Smartphones should push the boundaries of technology - of that there’s no doubt.
But should they do it just for the sake of doing it? As in, should Sony really stick 4K HDR in a phone just because it can?
Sure, 4K HDR does look astounding on the Premium's 5.5in LCD - the kind of nice that’ll have fellow commuters reaching out to touch your phablet. But its very existence raises a few questions.
"Who’s it for?" is the first one. The answer? Sony, probably. See, the Japanese manufacturer has lost out in a big way to Apple and Samsung over the last decade and, while its smartphones still sell, its numbers are a long way off its rival flagships.
Its answer is to make incredible, relatively expensive phones that aren't necessarily aimed at the mass market, where the price tags are justified by features that for some people - those who just want a great camera, build and battery life in an affordable package - will be overkill.
Is 4K HDR on the XZ Premium any different?
The future of phone resolutions
Sony’s Z5 Premium was the first phone to squeeze 4K into a phone, in 2015, but the world wasn't ready for it back then. 4K content was almost non-existent at the time, and most people merely shrugged and decided to wait until Samsung or Apple did the same thing a couple of years later.
4K HDR is surely the future for phones, offering both incredibly sharp screen resolutions and a vast contrast range, delivering brighter highlights and deeper, darker blacks. We first saw mobile HDR on the Samsung Galaxy Note 7’s 2K AMOLED display - and boy was it nice.
Double the resolution and it stands to reason that things will look even nicer, still. It might not match the astounding contrast and saturation of a 4K HDR TV, but 4K HDR on a smartphone is still something that’s likely to blow you away - especially compared to phones from just a year or two ago.
The thing is, in my opinion Sony’s doing it with the XZ Premium feels like an exercise in achievement. An “us first”, if you like. Where the Note 7 - while expensive, and then explosive - was a phone many people bought, Sony’s high-end handsets simply don’t have that kind of pull.

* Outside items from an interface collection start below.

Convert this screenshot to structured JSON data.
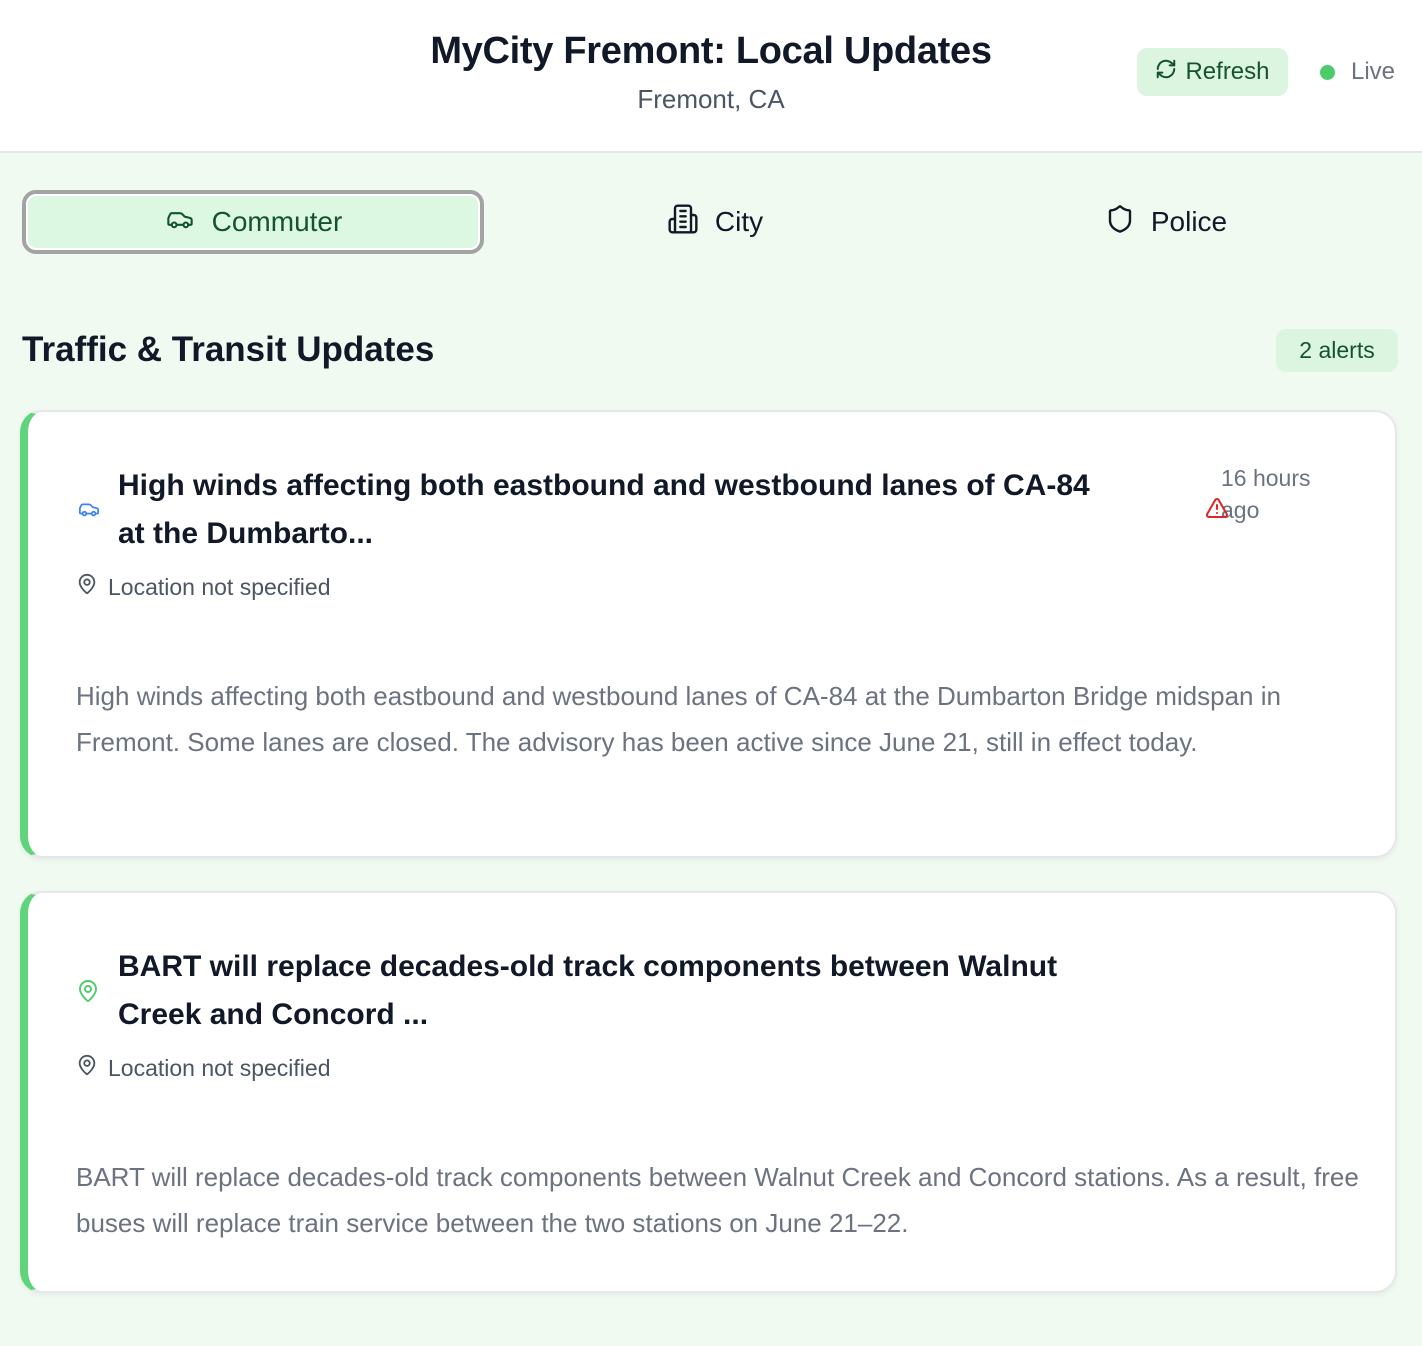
{
  "header": {
    "title": "MyCity Fremont: Local Updates",
    "subtitle": "Fremont, CA",
    "refresh_label": "Refresh",
    "live_label": "Live"
  },
  "tabs": [
    {
      "label": "Commuter",
      "icon": "car-icon",
      "active": true
    },
    {
      "label": "City",
      "icon": "building-icon",
      "active": false
    },
    {
      "label": "Police",
      "icon": "shield-icon",
      "active": false
    }
  ],
  "section": {
    "title": "Traffic & Transit Updates",
    "count_label": "2 alerts"
  },
  "alerts": [
    {
      "icon": "car-icon",
      "title_line1": "High winds affecting both eastbound and westbound lanes of CA-84",
      "title_line2": "at the Dumbarto...",
      "time_line1": "16 hours",
      "time_line2": "ago",
      "warning_icon": "alert-triangle-icon",
      "location": "Location not specified",
      "body": "High winds affecting both eastbound and westbound lanes of CA-84 at the Dumbarton Bridge midspan in Fremont. Some lanes are closed. The advisory has been active since June 21, still in effect today."
    },
    {
      "icon": "map-pin-icon",
      "title_line1": "BART will replace decades-old track components between Walnut",
      "title_line2": "Creek and Concord ...",
      "location": "Location not specified",
      "body": "BART will replace decades-old track components between Walnut Creek and Concord stations. As a result, free buses will replace train service between the two stations on June 21–22."
    }
  ],
  "colors": {
    "accent_green": "#5fd47c",
    "background": "#f0faf1",
    "live_dot": "#4ccb6b",
    "warning_red": "#dc2626",
    "car_icon_blue": "#3b82f6"
  }
}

If Sony really wants to get people buying its phones in mass numbers again, they'd be better off making either a very good phone at a cheap price point a la OnePlus or innovating in a more mainstream area than 4K HDR.
I'm a sucker for new tech, even if it won't necessarily make a big impact in my daily life, and I can't stand being just another face in the crowd when it comes to gadgets.
The Xperia XZ Premium ticks both these boxes: I don't expect to spend all day watching 4K HDR video on my phone, but I'll be damn sure to use it when I can, and I can bet you won't see anywhere near as many of these babies out in public as you will the next iPhone or Samsung Galaxy.
Will you be able to tell the difference between 4K and the more common QHD on such a tiny screen? Debateable. But when it comes to pure tech spec oneupmanship, Sony has definitely ended up Top Trumps here.
Content to wait?
That's because the other question, of course, is what’s the point of 4K HDR on a phone anyway. Is there any content out there to make use of it?
Well, some. Amazon’s Prime streaming service is the first to offer mobile HDR content, while Netflix is almost certainly going to follow suit too. YouTube also has a dedicated 4K HDR app coming soon - and it’ll definitely look good.
All the same, it feels like Sony’s jumped in before anyone is really ready. The XZ Premium is a smartphone made for the people who bought the first 4K TV and downloaded MacOS before any fix updates - rather than wait for a more useable, more sensible and more reasonable solution to come along.
Should you be excited about 4K HDR on your mobile? Absolutely. Should you be excited about 4K HDR on the XZ Premium? Yes, but only if you're not more excited about the LG G6's amazing bezel-less screen, or the Huawei P10's clever camera zoom, or whatever Samsung does with the Galaxy S8.
Oh, and we haven’t even mentioned battery life.